--- START ---

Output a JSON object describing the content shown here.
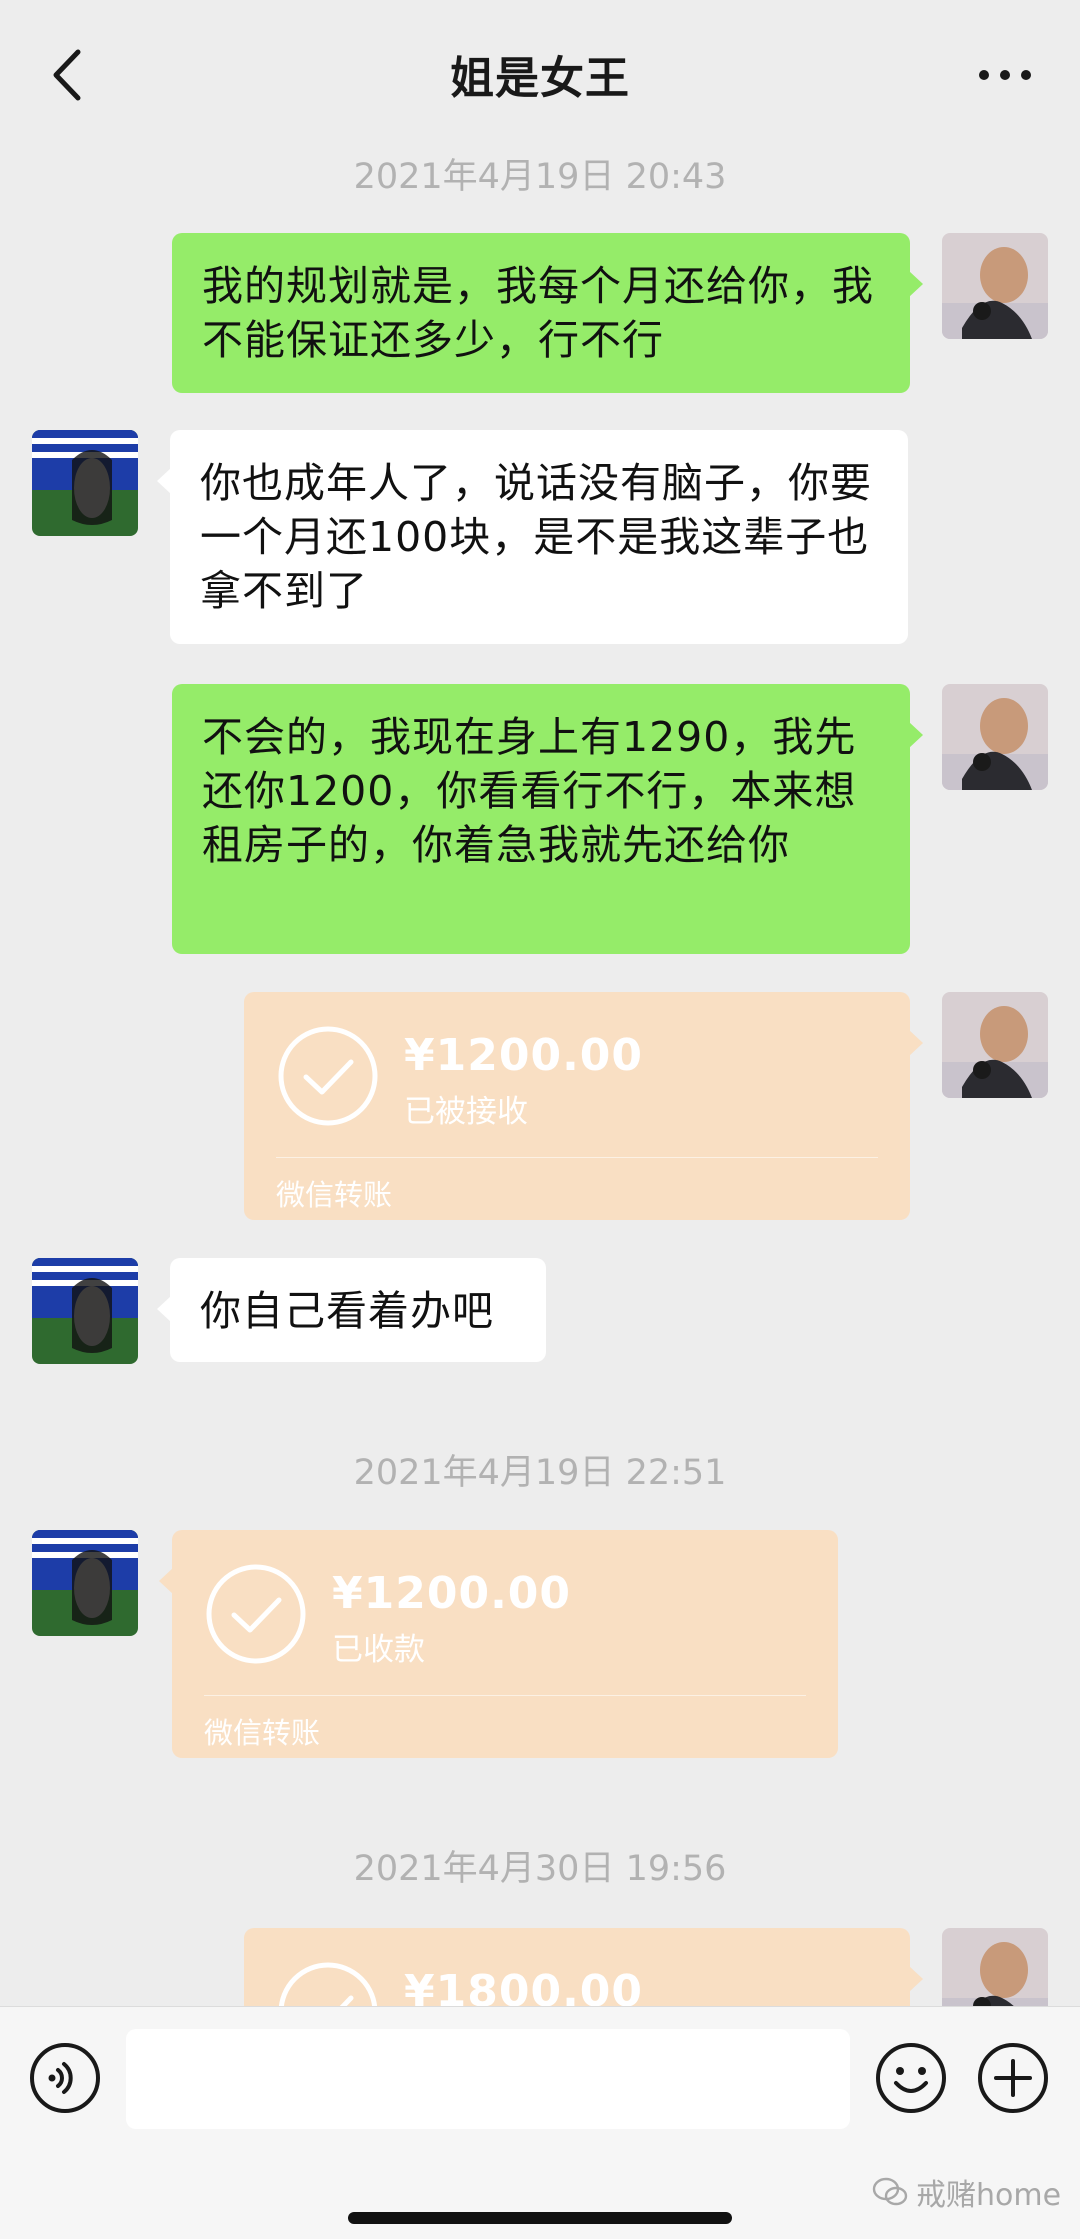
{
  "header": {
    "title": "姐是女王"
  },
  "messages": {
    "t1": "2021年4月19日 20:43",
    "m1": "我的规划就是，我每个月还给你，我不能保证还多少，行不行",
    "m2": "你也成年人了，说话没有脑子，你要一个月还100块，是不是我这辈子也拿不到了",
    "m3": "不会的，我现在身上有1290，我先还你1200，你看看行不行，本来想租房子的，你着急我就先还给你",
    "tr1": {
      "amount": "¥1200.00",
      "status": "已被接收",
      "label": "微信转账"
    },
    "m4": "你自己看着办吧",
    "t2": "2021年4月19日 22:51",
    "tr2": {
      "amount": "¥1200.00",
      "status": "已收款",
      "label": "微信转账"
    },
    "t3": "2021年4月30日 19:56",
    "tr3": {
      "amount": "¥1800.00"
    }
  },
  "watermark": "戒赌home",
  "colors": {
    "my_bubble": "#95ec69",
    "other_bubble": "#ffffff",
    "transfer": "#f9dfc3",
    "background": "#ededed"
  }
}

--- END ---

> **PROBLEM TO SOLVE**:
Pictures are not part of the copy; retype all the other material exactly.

> **EXERCISE SOLUTION**:
Output a JSON object describing the content shown here.
{
  "header": {
    "title": "姐是女王"
  },
  "messages": {
    "t1": "2021年4月19日 20:43",
    "m1": "我的规划就是，我每个月还给你，我不能保证还多少，行不行",
    "m2": "你也成年人了，说话没有脑子，你要一个月还100块，是不是我这辈子也拿不到了",
    "m3": "不会的，我现在身上有1290，我先还你1200，你看看行不行，本来想租房子的，你着急我就先还给你",
    "tr1": {
      "amount": "¥1200.00",
      "status": "已被接收",
      "label": "微信转账"
    },
    "m4": "你自己看着办吧",
    "t2": "2021年4月19日 22:51",
    "tr2": {
      "amount": "¥1200.00",
      "status": "已收款",
      "label": "微信转账"
    },
    "t3": "2021年4月30日 19:56",
    "tr3": {
      "amount": "¥1800.00"
    }
  },
  "watermark": "戒赌home",
  "colors": {
    "my_bubble": "#95ec69",
    "other_bubble": "#ffffff",
    "transfer": "#f9dfc3",
    "background": "#ededed"
  }
}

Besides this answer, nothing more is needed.